Alan Furst returned to the program after a long hiatus. The last time he was here he came out to the WYSO studios in Yellow Springs for an interview. That was back in the late 1990's. This time around we tracked him down at his hotel in Chicago. Furst was touring for the release of "Midnight in Europe." In this interview he discussed his writing process and what it is like to meet his fans. Here's my review which appeared in the Cox Ohio newspapers:
Are you the sort of reader who is on the lookout for books that are engaging, of consistently high quality, and reliably entertaining? I am, too.
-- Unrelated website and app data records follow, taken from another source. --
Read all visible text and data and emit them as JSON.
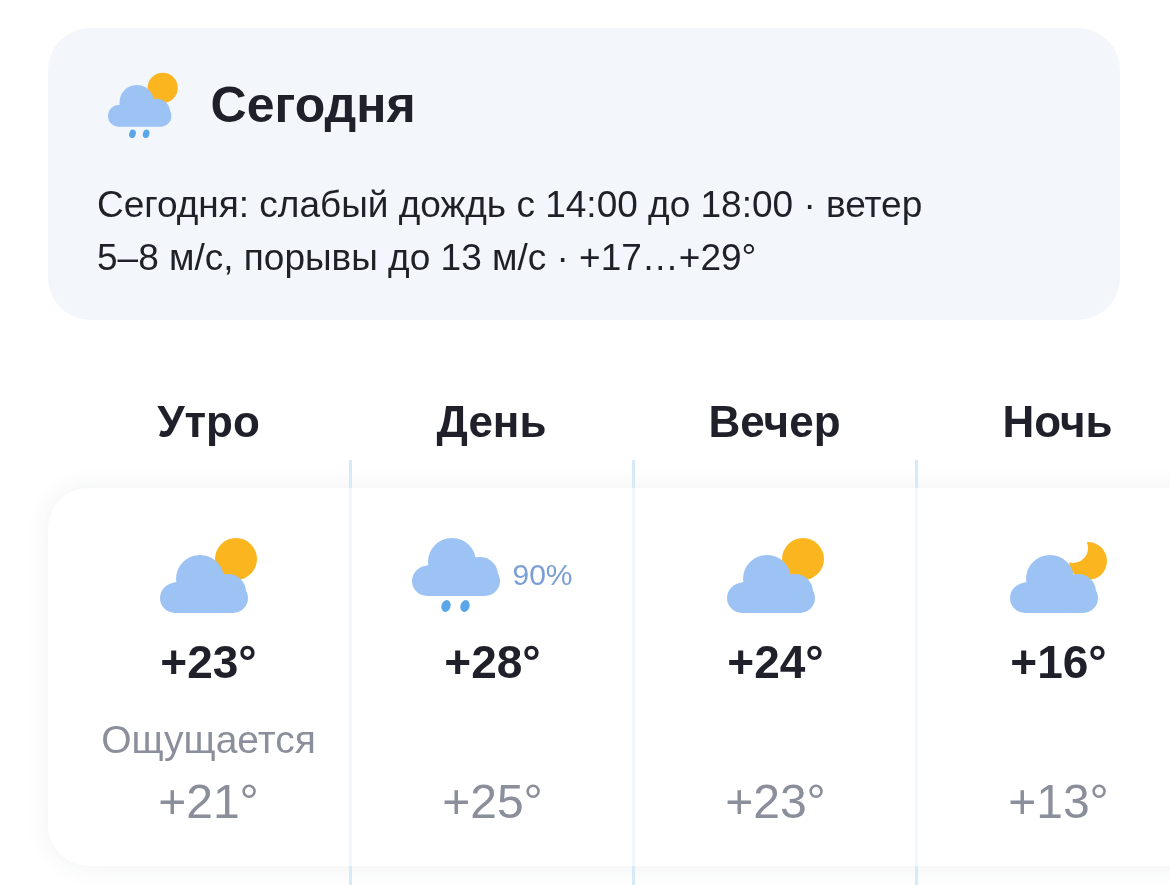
{
  "today": {
    "title": "Сегодня",
    "kind": "partly_cloudy_rain",
    "summary": "Сегодня: слабый дождь с 14:00 до 18:00 · ветер 5–8 м/с, порывы до 13 м/с · +17…+29°"
  },
  "periods": [
    {
      "label": "Утро",
      "kind": "partly_cloudy",
      "temp": "+23°",
      "feels_like_label": "Ощущается",
      "feels_like": "+21°"
    },
    {
      "label": "День",
      "kind": "rain",
      "precipitation": "90%",
      "temp": "+28°",
      "feels_like": "+25°"
    },
    {
      "label": "Вечер",
      "kind": "partly_cloudy",
      "temp": "+24°",
      "feels_like": "+23°"
    },
    {
      "label": "Ночь",
      "kind": "partly_cloudy_night",
      "temp": "+16°",
      "feels_like": "+13°"
    }
  ]
}
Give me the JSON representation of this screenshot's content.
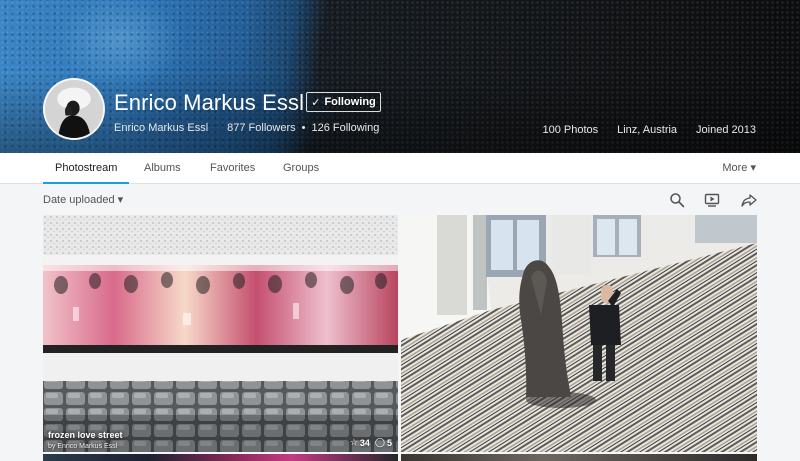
{
  "profile": {
    "display_name": "Enrico Markus Essl",
    "follow_label": "Following",
    "username": "Enrico Markus Essl",
    "followers": "877 Followers",
    "following": "126 Following",
    "separator": "•",
    "photos": "100 Photos",
    "location": "Linz, Austria",
    "joined": "Joined 2013"
  },
  "tabs": [
    {
      "label": "Photostream",
      "active": true
    },
    {
      "label": "Albums",
      "active": false
    },
    {
      "label": "Favorites",
      "active": false
    },
    {
      "label": "Groups",
      "active": false
    }
  ],
  "more_label": "More ▾",
  "toolbar": {
    "sort_label": "Date uploaded ▾",
    "icons": [
      "search-icon",
      "slideshow-icon",
      "share-icon"
    ]
  },
  "photos": [
    {
      "title": "frozen love street",
      "author": "by Enrico Markus Essl",
      "faves": "34",
      "comments": "5"
    }
  ],
  "colors": {
    "accent": "#1c9be6",
    "background": "#f3f5f6"
  }
}
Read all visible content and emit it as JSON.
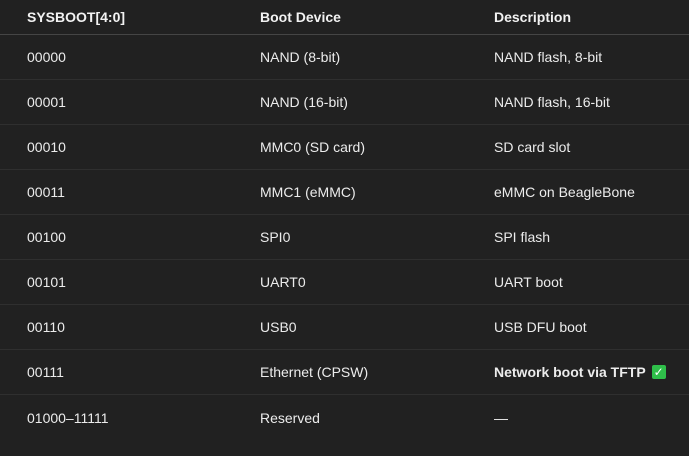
{
  "table": {
    "headers": [
      "SYSBOOT[4:0]",
      "Boot Device",
      "Description"
    ],
    "rows": [
      {
        "code": "00000",
        "device": "NAND (8-bit)",
        "description": "NAND flash, 8-bit"
      },
      {
        "code": "00001",
        "device": "NAND (16-bit)",
        "description": "NAND flash, 16-bit"
      },
      {
        "code": "00010",
        "device": "MMC0 (SD card)",
        "description": "SD card slot"
      },
      {
        "code": "00011",
        "device": "MMC1 (eMMC)",
        "description": "eMMC on BeagleBone"
      },
      {
        "code": "00100",
        "device": "SPI0",
        "description": "SPI flash"
      },
      {
        "code": "00101",
        "device": "UART0",
        "description": "UART boot"
      },
      {
        "code": "00110",
        "device": "USB0",
        "description": "USB DFU boot"
      },
      {
        "code": "00111",
        "device": "Ethernet (CPSW)",
        "description": "Network boot via TFTP",
        "check": "✓"
      },
      {
        "code": "01000–11111",
        "device": "Reserved",
        "description": "—"
      }
    ]
  },
  "icons": {
    "check": "check-mark-icon",
    "check_color": "#2fbf4a"
  }
}
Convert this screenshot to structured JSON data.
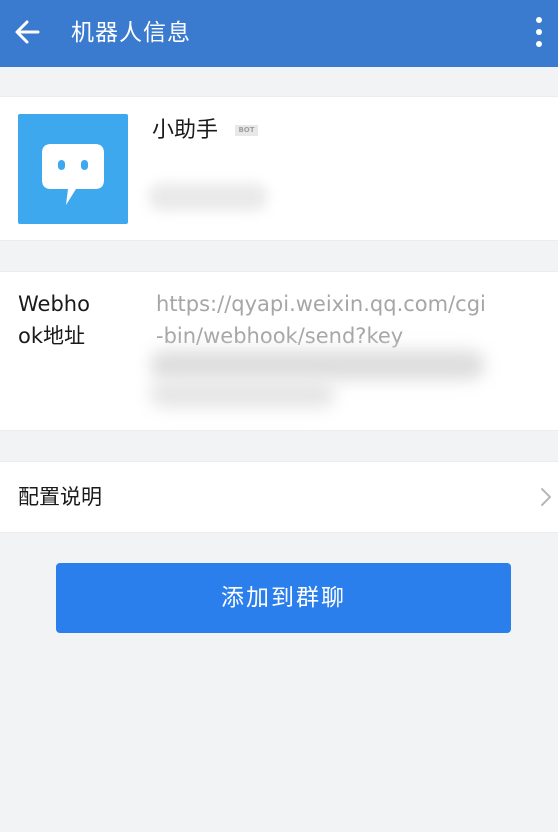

For fans of the espionage genre you won’t find many more engaging, consistent, or entertaining than those written by Alan Furst.
When it comes to writing historical spy novels Furst’s are impeccably first rate. He published his groundbreaking spy novel “Night Soldiers” in 1988, and he has been on quite the run ever since.
His latest is “Midnight in Europe.” These stories transpire between the years 1933 and 1944. This latest one unfolds during 1938. The title refers to the looming outbreak of World War II. The German military was then preparing to unleash a massive blitzkrieg upon Europe. The clock was quickly ticking down.
Furst’s protagonist is a lawyer named Cristian Ferrar. Ferrar is a Spanish emigre living in Paris. He works for an international law firm that has offices in New York City and Paris. Ferrar is also involved in the black market. He’s obtaining illicit arms shipments to send to Spain to aid the democratic government there. Students of modern history will recall that the Spanish government was then on the verge of being overthrown by General Franco’s fascist forces in the Spanish Civil War.
In reliable Furstian fashion we soon learn that Ferrar is quite the charming fellow: “his skin at the pale edge of dark, a gentle hawkish slope to the nose, and the deep green eyes common to the Catalan, with thick, black hair combed straight back from a high forehead and cut in the European style; noticeably long, and low on the neck. In June he’d turned forty … “
Ferrar’s partner in this arms smuggling is Max de Leon, a “consultant” for an organization, Oficina Tecnica, that is engaged in smuggling shipments into Spain. Ferrar and de Leon travel to Berlin to meet a Czech arms manufacturer. They are concealing a large sum of money to pay for this weaponry. Things soon go awry.
Later on the two of them head to Istanbul where they have cooked up a scheme to obtain a substantial amount of armaments. They hire Ukrainian gangsters to steal this material from a Soviet military warehouse located on the Black Sea.
A Mexican freighter is engaged to smuggle these arms across the Mediterranean and into Spain. Ferrar and de Leon are on board the freighter as it runs a dangerous gauntlet. There are spies everywhere.
To complicate matters Ferrar has also gotten himself involved in a love affair with a Spanish woman who might be a spy, too.
Of course, we know the history; those arms were being smuggled into Spain in vain-Franco’s forces were on the verge of winning. His allies in Germany and Italy were determined to thwart any attempts to resupply arms to Franco’s foes.
While de Leon is the more swashbuckling character of the two, Ferrar is the main guy in this book. He has various love interests, pending litigations and some extremely understanding bosses who mostly ignore his sideline occupation as an arms merchant. Furst has written another fast-paced thriller here. And in a world about ready to explode he manages somehow to come up with a rather sweet and satisfying conclusion.